# If $T$ is a symmetric bilinear form on vector space $V$, and let $U$ be a finite dimensional subspace of $V$, then $V=U+U^{\bot}$

Here is the full question:

If $$T$$ is a symmetric bilinear form on vector space $$V$$, and let $$U$$ be a finite dimensional subspace of $$V$$, then $$V=U+U^{\bot}$$,

where $$U^{\bot}$$ is the orthogonal complement for $$U$$, given by $$U^{\bot}=\{v \in V \mid T(u,v)=0\}$$.

How does one prove that $$V=U+U^{\bot}$$?
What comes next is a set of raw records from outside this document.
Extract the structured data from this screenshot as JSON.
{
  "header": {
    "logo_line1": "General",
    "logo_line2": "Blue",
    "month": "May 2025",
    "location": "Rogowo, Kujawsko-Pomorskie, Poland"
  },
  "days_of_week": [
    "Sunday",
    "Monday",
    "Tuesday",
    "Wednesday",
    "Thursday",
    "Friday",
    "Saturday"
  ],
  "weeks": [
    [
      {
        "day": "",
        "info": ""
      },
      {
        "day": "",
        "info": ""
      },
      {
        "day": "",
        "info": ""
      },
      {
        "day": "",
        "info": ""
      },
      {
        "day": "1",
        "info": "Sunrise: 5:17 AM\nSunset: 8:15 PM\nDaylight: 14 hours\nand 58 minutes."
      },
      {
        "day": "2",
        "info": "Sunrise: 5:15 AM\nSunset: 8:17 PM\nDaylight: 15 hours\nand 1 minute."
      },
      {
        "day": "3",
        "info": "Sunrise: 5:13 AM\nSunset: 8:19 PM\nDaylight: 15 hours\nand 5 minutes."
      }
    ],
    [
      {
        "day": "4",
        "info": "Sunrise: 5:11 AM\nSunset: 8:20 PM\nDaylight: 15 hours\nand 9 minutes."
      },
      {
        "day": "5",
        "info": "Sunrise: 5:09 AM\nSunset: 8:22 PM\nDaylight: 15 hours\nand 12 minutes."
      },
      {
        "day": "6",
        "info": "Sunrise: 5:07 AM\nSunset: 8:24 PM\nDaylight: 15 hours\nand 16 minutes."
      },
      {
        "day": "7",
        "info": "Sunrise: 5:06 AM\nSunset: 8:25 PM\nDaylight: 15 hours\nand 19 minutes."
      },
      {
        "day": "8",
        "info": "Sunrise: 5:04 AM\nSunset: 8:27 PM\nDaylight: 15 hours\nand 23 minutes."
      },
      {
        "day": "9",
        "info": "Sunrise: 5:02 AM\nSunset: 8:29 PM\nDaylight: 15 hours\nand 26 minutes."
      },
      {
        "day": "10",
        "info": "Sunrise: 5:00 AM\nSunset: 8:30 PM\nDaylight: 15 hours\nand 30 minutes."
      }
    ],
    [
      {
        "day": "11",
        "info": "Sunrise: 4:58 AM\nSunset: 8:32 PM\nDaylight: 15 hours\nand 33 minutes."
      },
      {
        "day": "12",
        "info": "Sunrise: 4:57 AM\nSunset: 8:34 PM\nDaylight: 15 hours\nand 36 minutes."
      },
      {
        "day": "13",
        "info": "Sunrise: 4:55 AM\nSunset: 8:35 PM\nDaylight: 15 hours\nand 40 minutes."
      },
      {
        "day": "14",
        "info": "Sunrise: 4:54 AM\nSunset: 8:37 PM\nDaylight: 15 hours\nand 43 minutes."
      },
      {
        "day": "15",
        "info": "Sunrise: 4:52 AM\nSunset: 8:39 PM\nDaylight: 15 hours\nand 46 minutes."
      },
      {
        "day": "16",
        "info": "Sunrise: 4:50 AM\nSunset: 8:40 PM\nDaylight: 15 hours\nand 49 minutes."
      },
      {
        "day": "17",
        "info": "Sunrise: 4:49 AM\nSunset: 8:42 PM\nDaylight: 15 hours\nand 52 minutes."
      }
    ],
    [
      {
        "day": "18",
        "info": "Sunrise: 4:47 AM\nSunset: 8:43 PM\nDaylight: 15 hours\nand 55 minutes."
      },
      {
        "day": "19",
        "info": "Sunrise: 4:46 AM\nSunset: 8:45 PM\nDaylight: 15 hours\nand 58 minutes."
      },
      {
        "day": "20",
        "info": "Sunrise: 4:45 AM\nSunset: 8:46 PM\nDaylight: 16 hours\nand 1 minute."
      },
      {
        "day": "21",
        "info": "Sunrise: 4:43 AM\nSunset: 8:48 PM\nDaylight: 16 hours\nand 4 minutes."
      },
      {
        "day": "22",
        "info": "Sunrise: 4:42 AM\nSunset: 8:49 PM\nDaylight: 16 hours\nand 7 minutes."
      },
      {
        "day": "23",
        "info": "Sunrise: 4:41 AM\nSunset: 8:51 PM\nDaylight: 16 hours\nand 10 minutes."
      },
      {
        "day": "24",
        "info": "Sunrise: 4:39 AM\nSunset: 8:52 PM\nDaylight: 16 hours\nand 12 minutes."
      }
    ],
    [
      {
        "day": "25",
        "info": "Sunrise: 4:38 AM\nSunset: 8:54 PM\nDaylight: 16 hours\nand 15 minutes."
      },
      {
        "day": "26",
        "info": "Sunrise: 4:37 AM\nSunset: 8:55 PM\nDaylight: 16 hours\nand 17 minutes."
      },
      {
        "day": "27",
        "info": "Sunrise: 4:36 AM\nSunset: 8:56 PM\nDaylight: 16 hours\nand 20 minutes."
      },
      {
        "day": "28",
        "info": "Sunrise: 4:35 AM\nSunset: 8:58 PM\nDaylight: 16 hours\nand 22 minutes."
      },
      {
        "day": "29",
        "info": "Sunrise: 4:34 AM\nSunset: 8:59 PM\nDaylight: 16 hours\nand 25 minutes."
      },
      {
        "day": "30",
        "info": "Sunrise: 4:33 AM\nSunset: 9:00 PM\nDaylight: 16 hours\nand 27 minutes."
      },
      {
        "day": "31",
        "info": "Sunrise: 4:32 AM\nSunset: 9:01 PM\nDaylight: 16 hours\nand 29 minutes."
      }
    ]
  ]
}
We haven't introduced inner product spaces in class yet, and I understand that if $$T$$ was the inner product, standard proofs use: assume if $$V \neq U + U^{\bot}$$, there exists a vector $$\alpha$$ such it is orthogonal for all $$\beta \in \text{span}(U,U^{\bot})$$, implies $$<\alpha, \beta>=0$$, which implies $$\alpha \in U^{\bot}$$, contradiction.

But in this case, I cannot assume that $$T$$ is not an inner product? Are there any hints on how I can prove this statement?

• You need more conditions on your bilinear form. The question as currently stated is not true, as the zero bilinear form and $U = V$ gives counter example. – WhatsUp Mar 20 '20 at 3:53
• If T wasn't the zero bilinear forms, are there any counterexample? What further conditions do you need? Are those the axioms of inner product spaces? – Yip Jung Hon Mar 20 '20 at 4:41
• This is not true even if you assume that $T$ is non-degenerate (e.g. take some lightlike plane in Minkowski space). You do get at least that the dimensions of $U$ and $U^\perp$ add up to the dimension of $V$, provided either $T$ or $T|_U$ is non-degenerate. – Ivo Terek Mar 20 '20 at 7:11

## 1 Answer

I believe this is not true in general. Take $$A=\left(\begin{array}{rrr} 1 & 1 & 1 \\ 1 & 1 & 0 \\ 1 & 0 & 0 \end{array}\right)$$ and define $$T(u,v)=u^T A v$$, the symmetric bilinear form.

Let $$W=\text{span}\{(1,-1,0)\}$$. Then the only vectors that fulfils $$(a,b,c)\left(\begin{array}{rrr} 1 & 1 & 1 \\ 1 & 1 & 0 \\ 1 & 0 & 0 \end{array}\right) \left(\begin{array}{r} 1 \\ -1 \\ 0 \end{array}\right)$$

is such that $$(a,b,c) \left(\begin{array}{r} 0 \\ 0 \\ 1 \end{array}\right)=0$$ has dimension 2, but since every vector in $$W$$ satisfies this equation as well, $$W \subset W^{\bot}$$ and their sum cannot be possibly equal to $$V$$.